As far as education, I am working with colleagues in the Department of Family Medicine, in the school of public health, in the residency program, and in Interprofessional Practice & Education (IPE) on a few projects. I want to bring elective opportunities to students focused on the health of gender and sexual minority patients. We hope to soon unveil a new elective where students can have the opportunity to rotate within the transgender program at Eskenazi Health as well as other community primary care clinics serving a high proportion of LGBTQ-identifying patients. Also, with IPE we are working on an interprofessional learning opportunity within the transgender health program given that a multidisciplinary team based approach is our default (in addition to two family medicine physicians, we have a nurse, a psychiatric nurse practitioner, licensed clinical social worker who offers continuing therapy, a patient care coordinator, program coordinator, medical legal partnership, speech therapy, chaplain, yoga). We feel like our team has a lot to offer to learners about the value of collaboration in meeting the needs of patients like ours. In partnership with our residency, we are hoping to soon have our first residents enter a LGBTQ Health Track where they will get clinical focus during their second and third years of residency in the care of gender and sexual minority patients.

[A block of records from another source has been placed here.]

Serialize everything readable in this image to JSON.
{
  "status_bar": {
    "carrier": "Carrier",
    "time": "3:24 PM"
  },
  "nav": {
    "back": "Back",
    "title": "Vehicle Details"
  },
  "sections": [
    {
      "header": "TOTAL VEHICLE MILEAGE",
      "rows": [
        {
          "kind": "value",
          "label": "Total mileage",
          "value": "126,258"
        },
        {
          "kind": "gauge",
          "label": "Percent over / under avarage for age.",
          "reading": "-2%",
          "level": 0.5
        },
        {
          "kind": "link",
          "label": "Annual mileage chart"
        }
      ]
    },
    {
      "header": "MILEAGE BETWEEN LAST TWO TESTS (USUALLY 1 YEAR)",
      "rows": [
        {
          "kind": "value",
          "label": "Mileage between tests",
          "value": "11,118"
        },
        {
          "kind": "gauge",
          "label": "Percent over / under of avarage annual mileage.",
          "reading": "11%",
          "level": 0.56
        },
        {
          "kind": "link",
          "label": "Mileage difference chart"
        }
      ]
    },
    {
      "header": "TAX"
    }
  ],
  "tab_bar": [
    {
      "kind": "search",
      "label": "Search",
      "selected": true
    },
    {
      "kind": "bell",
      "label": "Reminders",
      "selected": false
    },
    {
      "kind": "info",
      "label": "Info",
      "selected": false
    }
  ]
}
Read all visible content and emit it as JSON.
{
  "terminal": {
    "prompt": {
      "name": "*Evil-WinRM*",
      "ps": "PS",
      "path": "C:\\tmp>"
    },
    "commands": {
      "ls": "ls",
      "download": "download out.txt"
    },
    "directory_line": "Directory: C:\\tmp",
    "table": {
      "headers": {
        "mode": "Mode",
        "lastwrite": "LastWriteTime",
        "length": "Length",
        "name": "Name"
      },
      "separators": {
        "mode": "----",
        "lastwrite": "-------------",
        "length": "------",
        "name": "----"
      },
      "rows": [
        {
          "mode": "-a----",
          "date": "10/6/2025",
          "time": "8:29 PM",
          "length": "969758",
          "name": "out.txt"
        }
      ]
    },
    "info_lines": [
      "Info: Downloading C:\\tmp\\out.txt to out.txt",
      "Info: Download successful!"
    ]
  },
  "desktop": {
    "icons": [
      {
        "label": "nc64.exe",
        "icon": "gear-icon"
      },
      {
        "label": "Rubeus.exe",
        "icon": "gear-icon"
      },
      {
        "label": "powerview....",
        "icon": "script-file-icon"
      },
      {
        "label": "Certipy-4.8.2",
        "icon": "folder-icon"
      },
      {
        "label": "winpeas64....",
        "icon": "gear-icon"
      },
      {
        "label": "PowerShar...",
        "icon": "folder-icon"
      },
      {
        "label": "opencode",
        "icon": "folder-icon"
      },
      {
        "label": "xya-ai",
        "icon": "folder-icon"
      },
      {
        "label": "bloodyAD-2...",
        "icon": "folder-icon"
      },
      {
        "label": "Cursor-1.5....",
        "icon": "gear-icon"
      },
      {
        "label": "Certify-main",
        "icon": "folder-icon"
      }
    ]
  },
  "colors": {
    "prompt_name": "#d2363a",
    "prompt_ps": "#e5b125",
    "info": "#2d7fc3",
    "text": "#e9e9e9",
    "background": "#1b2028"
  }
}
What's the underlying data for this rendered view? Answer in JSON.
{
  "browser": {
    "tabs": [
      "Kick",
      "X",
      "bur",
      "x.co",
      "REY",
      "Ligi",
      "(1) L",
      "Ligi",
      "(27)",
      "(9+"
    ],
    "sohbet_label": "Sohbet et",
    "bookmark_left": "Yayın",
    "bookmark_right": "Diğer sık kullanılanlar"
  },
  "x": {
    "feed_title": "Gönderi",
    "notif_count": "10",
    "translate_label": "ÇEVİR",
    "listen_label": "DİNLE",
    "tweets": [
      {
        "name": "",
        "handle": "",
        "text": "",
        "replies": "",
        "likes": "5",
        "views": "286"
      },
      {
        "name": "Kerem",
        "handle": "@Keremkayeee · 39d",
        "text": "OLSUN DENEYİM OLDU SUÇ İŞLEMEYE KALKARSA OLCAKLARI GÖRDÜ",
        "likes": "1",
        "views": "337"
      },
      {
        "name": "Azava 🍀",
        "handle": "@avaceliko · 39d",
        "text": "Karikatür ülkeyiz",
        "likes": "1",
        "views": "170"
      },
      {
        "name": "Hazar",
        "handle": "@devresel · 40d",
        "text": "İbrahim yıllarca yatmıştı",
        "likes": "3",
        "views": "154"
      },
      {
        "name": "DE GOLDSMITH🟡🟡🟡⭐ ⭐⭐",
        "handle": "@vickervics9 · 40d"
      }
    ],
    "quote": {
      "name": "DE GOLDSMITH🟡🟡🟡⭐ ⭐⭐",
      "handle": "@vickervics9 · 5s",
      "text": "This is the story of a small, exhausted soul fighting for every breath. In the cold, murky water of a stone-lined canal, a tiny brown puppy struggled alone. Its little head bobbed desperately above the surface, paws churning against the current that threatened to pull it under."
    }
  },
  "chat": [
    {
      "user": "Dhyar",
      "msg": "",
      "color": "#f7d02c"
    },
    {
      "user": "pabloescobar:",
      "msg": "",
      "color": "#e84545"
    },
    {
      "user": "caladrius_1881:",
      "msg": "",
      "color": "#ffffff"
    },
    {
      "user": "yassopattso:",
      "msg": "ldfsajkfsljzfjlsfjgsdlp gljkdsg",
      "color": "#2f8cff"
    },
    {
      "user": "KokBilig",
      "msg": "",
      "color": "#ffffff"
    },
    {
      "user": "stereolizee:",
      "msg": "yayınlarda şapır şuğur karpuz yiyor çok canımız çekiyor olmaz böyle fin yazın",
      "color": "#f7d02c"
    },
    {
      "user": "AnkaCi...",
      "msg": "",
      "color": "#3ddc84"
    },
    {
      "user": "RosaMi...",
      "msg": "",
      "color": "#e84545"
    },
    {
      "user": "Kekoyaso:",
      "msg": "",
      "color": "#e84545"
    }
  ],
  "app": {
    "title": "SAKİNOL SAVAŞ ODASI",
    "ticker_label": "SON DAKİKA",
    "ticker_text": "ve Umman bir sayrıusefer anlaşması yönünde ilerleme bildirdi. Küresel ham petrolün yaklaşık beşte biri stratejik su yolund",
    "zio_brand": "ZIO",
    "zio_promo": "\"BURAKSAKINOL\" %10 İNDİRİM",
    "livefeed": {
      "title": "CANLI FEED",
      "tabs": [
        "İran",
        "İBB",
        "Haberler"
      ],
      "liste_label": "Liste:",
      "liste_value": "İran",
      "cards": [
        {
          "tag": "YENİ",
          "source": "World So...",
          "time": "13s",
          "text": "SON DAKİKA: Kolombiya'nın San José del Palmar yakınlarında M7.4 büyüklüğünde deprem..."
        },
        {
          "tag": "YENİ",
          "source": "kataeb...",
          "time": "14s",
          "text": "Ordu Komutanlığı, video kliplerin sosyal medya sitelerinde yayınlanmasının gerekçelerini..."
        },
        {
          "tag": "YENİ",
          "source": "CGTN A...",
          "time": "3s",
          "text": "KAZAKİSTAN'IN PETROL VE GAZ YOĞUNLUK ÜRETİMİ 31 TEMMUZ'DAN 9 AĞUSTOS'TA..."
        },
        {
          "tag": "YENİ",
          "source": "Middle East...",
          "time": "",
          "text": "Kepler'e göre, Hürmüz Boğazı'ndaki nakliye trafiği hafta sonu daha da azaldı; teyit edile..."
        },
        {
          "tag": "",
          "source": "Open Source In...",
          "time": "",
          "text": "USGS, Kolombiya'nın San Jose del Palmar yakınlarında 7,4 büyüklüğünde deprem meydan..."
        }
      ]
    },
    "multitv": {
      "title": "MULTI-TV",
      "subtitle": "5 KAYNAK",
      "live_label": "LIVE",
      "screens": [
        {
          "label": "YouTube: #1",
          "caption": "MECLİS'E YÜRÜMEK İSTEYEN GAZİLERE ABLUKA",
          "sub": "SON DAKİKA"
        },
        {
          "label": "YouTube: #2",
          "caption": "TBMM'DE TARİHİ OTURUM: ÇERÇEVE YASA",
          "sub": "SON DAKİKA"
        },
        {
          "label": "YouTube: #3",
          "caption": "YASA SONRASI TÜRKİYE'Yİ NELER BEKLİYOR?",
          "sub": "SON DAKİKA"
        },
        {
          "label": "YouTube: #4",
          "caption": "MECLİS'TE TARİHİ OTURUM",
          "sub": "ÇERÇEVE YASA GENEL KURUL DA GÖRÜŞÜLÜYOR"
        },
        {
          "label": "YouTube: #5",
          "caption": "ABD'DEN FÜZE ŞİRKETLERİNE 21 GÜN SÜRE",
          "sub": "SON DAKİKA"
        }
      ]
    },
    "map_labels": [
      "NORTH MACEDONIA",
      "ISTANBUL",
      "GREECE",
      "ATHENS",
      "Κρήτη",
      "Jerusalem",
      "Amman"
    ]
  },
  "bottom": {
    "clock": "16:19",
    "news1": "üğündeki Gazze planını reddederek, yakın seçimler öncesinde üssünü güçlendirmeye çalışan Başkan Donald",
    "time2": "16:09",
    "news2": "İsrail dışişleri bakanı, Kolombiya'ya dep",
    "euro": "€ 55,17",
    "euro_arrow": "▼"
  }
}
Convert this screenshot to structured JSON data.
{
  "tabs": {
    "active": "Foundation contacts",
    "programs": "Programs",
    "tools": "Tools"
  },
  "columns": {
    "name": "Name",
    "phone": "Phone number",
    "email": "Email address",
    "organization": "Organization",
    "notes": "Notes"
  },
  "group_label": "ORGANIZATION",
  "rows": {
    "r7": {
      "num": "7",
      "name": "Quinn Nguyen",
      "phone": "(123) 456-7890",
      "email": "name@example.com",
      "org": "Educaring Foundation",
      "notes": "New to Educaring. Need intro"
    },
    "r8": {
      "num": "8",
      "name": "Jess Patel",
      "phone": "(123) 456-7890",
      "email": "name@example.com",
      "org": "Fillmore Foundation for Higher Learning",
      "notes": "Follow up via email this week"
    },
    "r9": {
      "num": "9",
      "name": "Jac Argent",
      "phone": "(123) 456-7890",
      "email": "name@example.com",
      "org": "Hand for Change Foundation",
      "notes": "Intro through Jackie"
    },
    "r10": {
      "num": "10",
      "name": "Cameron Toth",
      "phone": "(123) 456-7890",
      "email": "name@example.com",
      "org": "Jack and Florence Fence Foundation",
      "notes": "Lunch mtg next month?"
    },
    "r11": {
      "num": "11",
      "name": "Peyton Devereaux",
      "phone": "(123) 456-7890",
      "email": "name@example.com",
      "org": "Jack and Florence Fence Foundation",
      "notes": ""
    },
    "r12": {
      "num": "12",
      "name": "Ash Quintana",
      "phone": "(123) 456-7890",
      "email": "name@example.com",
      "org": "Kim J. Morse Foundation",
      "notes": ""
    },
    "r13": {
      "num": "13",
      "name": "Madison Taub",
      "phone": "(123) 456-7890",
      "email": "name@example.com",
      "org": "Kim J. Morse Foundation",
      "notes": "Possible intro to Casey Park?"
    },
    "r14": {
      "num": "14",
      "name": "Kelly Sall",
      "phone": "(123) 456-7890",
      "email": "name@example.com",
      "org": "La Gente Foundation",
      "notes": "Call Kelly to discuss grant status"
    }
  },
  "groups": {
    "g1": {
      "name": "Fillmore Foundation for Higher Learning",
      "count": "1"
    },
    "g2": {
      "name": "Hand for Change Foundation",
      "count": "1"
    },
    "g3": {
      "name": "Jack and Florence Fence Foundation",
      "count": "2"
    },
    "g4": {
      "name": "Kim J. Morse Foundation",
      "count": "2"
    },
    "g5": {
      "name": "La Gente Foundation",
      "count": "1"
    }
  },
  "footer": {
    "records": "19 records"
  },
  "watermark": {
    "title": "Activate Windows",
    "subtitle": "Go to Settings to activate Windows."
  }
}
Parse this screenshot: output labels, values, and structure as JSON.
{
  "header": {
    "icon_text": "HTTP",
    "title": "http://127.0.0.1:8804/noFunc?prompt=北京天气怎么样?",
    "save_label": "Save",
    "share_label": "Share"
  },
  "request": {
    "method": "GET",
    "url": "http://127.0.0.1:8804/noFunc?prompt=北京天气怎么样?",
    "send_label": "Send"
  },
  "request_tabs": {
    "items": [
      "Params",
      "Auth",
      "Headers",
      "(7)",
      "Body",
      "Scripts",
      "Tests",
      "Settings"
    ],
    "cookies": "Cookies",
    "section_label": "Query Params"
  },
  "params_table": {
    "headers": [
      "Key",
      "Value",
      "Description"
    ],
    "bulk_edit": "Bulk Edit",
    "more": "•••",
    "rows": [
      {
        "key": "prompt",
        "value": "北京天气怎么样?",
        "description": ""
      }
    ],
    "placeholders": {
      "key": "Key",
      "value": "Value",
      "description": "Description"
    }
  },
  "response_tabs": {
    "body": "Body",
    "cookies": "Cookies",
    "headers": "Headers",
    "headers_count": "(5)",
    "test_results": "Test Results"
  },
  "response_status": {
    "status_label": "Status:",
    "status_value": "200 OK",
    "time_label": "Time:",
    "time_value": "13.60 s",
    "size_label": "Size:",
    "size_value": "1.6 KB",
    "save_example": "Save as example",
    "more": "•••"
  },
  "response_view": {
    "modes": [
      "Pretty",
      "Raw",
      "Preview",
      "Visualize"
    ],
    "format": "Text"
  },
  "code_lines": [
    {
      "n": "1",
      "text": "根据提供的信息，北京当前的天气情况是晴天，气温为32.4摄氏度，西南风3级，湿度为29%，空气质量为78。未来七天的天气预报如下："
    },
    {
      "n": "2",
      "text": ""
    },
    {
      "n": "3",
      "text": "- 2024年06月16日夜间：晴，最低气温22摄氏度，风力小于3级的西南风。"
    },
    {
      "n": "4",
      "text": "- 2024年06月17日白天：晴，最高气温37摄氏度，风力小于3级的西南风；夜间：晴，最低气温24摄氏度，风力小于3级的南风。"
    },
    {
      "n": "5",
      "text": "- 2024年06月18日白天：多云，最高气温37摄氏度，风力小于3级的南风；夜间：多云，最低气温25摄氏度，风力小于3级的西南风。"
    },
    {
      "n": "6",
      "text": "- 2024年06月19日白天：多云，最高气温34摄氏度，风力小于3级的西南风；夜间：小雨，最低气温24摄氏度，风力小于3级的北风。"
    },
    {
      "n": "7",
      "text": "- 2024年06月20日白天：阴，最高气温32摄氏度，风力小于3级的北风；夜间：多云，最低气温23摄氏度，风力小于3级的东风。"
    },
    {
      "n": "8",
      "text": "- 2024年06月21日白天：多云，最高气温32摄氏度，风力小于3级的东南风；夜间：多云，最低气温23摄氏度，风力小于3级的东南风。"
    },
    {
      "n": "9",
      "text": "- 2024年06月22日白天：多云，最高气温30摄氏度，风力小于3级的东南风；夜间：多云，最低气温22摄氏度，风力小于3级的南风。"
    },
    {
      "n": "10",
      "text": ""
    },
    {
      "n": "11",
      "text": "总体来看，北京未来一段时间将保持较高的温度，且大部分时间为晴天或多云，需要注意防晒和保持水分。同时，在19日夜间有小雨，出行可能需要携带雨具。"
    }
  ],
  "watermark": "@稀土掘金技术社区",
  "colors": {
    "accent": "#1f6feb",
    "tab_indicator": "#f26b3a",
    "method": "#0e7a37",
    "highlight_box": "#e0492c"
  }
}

As a part of this, they will get continuity experience in the clinical care of transitioning patients. With the school of public health, we are collaborating on an effort to expand training opportunities to become available to clinics throughout the region and state. This is in early phases of planning, but we are quite excited to be collaborating with the IU Fairbanks School of Public Health on an LGBTQ Health ECHO project
Outside of work, what are your hobbies and interests?
I enjoy spending time with family and friends, as well as traveling and trying new foods with my partner. My dog, Oscar, keeps me busy and I also try to stay physically active. I enjoy riding my bike, music and dancing. I had participated in the medical school’s orchestra in the past and hope to again start playing the violin. I enjoy learning about other cultures, and am trying to dabble in some American Sign Language and Portuguese. I’d love to learn more.